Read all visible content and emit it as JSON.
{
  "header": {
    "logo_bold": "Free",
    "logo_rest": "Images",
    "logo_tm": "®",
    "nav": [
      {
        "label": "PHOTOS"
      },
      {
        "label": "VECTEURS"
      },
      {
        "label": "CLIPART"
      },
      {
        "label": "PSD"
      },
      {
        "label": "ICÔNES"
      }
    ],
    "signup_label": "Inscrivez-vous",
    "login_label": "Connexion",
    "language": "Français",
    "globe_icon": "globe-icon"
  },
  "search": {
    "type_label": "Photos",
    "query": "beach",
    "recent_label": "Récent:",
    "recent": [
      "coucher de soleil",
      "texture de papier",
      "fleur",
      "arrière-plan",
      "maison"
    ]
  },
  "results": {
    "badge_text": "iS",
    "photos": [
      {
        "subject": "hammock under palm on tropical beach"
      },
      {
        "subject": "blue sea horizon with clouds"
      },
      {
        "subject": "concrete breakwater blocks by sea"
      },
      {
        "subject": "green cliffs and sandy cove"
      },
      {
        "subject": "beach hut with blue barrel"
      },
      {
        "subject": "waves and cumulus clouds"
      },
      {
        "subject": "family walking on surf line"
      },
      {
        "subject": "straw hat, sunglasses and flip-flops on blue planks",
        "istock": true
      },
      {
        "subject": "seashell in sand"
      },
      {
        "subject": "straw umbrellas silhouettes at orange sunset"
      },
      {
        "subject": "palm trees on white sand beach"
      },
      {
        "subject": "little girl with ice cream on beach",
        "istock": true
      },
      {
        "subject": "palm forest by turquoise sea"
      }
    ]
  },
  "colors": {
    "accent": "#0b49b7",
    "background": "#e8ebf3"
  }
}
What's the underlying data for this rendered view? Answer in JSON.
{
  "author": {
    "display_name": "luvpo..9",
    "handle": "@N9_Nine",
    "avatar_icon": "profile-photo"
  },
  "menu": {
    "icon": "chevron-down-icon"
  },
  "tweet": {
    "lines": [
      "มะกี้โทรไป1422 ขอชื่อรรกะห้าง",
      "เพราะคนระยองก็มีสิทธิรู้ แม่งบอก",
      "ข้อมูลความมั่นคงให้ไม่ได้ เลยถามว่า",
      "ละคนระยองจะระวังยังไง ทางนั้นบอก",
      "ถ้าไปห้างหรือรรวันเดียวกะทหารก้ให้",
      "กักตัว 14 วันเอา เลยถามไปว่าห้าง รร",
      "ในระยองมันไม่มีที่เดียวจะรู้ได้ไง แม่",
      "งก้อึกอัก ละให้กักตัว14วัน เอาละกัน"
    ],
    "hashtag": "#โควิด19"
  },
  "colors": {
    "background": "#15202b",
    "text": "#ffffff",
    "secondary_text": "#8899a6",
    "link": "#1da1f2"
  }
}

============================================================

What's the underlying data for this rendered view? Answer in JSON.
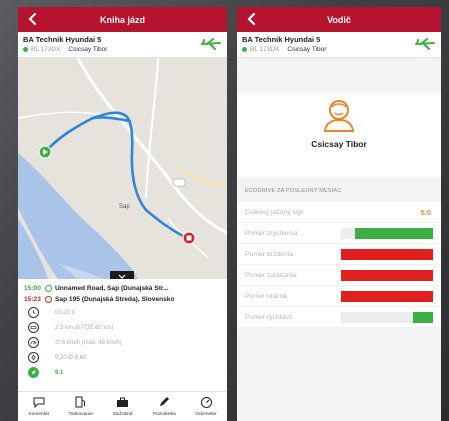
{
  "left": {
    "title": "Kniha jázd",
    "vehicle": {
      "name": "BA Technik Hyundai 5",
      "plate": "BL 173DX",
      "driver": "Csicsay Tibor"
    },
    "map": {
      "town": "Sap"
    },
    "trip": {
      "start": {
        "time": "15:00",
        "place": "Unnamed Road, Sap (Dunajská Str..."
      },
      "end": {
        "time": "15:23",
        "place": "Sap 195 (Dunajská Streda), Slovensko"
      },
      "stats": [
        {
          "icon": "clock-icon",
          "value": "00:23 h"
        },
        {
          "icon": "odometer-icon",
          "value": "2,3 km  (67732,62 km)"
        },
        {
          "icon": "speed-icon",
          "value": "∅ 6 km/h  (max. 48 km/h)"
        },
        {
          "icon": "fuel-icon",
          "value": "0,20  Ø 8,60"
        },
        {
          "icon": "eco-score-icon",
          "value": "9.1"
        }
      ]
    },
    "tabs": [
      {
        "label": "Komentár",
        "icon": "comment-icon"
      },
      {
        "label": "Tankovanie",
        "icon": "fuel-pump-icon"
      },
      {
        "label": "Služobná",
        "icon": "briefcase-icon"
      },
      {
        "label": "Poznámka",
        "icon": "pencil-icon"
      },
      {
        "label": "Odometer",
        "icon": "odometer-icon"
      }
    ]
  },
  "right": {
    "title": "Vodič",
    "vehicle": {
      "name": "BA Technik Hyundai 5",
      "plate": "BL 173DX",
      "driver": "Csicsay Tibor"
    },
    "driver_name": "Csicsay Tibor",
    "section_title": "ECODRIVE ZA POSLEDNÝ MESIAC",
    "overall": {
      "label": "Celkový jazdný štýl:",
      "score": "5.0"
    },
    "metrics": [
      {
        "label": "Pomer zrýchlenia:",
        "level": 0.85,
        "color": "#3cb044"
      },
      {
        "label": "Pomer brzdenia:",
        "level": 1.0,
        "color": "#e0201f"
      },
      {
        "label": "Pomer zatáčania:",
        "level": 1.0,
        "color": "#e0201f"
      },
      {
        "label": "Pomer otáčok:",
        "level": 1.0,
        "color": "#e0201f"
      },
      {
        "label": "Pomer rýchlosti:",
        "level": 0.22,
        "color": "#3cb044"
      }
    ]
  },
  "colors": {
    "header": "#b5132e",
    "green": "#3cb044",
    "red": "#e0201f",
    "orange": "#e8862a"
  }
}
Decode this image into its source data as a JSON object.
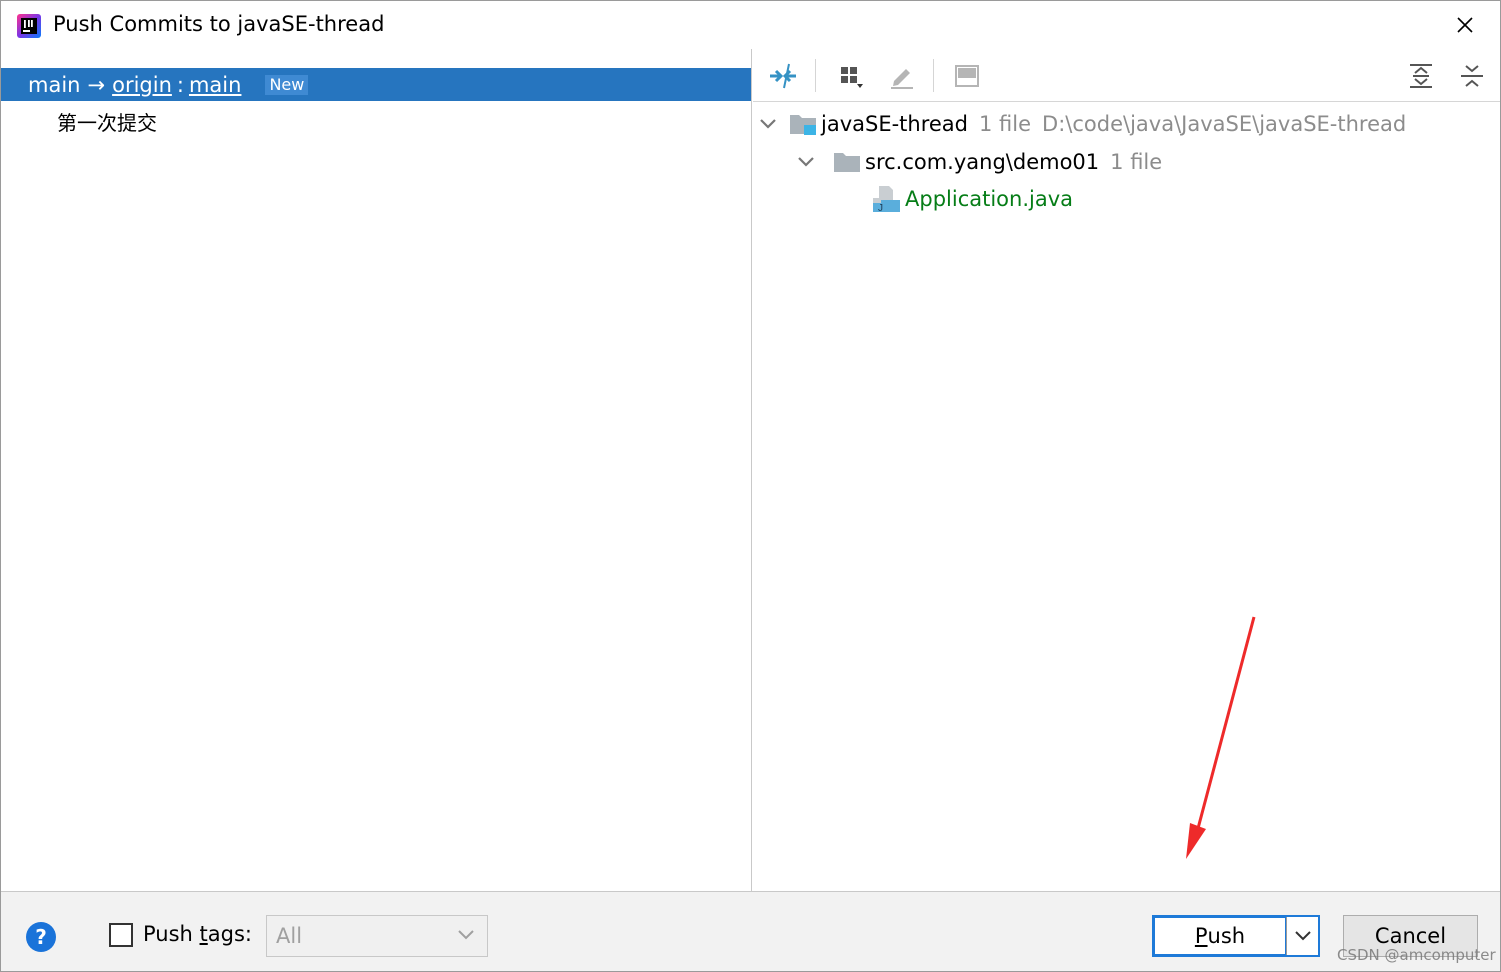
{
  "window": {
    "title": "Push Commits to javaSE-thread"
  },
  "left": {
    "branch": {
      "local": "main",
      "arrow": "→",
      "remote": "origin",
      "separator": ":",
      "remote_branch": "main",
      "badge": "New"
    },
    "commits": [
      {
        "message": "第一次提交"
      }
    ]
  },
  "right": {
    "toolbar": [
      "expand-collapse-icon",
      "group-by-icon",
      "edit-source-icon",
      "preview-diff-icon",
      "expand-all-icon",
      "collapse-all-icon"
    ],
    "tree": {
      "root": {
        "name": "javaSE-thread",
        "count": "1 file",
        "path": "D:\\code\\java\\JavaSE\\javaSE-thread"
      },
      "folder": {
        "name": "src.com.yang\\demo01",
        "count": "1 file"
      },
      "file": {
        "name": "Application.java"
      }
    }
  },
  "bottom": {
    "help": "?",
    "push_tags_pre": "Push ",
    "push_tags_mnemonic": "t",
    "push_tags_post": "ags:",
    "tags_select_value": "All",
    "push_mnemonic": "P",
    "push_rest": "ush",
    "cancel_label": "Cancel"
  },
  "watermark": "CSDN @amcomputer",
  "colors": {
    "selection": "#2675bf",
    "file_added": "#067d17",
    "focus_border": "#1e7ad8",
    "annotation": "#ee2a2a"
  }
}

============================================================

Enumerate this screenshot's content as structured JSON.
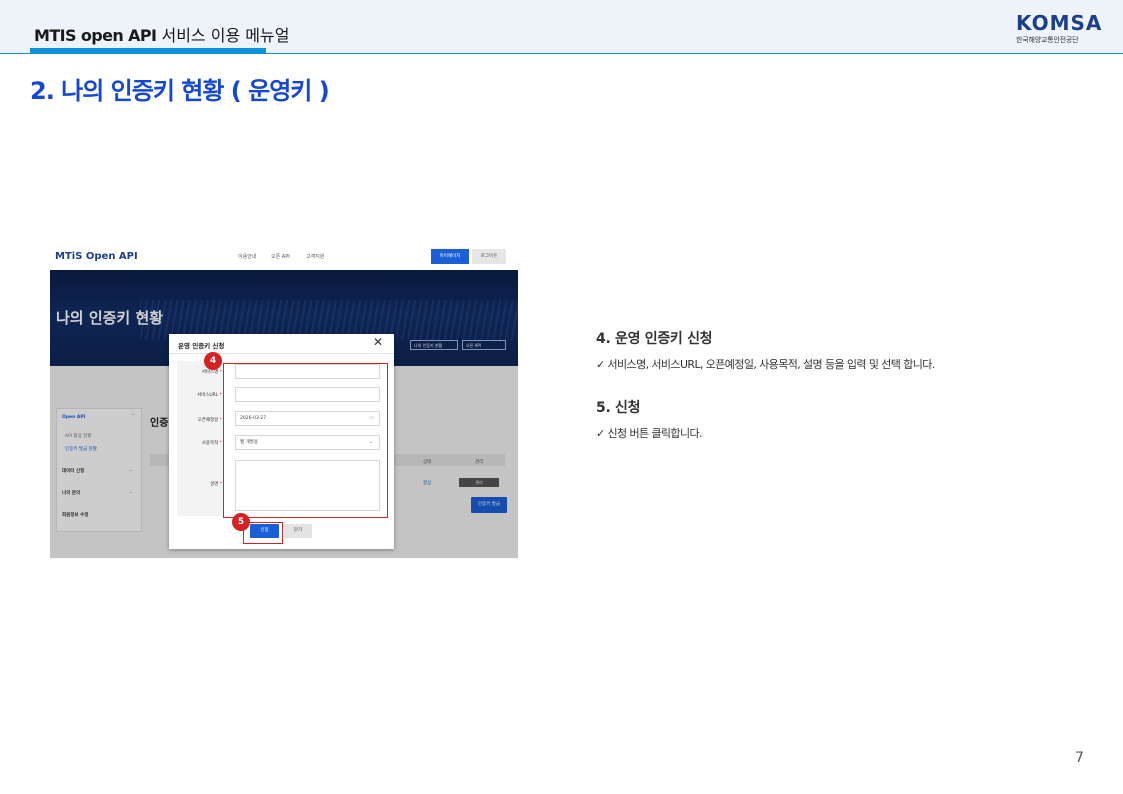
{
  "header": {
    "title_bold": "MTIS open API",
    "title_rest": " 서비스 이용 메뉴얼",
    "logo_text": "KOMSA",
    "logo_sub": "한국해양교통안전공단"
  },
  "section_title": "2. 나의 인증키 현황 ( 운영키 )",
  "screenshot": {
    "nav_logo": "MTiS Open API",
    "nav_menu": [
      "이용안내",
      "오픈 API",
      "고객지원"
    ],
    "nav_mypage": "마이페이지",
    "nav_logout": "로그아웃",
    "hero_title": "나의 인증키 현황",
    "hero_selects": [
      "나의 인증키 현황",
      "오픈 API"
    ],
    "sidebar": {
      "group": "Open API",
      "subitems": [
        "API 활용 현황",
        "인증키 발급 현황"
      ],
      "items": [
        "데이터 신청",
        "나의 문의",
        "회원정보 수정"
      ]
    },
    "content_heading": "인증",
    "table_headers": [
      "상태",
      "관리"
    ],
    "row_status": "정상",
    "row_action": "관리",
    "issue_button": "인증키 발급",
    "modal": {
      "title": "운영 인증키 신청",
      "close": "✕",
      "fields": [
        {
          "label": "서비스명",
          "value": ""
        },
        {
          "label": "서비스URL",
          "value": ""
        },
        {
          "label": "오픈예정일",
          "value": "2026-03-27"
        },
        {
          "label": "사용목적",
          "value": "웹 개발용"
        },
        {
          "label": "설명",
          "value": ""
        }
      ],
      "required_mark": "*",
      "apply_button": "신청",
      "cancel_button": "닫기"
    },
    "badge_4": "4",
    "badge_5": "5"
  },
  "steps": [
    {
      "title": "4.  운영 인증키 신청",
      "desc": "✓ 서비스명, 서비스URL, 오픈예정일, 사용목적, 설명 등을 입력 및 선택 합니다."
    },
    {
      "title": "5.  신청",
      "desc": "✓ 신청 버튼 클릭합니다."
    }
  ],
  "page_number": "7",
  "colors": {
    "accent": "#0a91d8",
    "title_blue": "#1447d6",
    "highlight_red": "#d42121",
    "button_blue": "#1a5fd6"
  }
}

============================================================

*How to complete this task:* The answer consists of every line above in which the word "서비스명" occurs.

*Task result:*
          "label": "서비스명",
      "desc": "✓ 서비스명, 서비스URL, 오픈예정일, 사용목적, 설명 등을 입력 및 선택 합니다."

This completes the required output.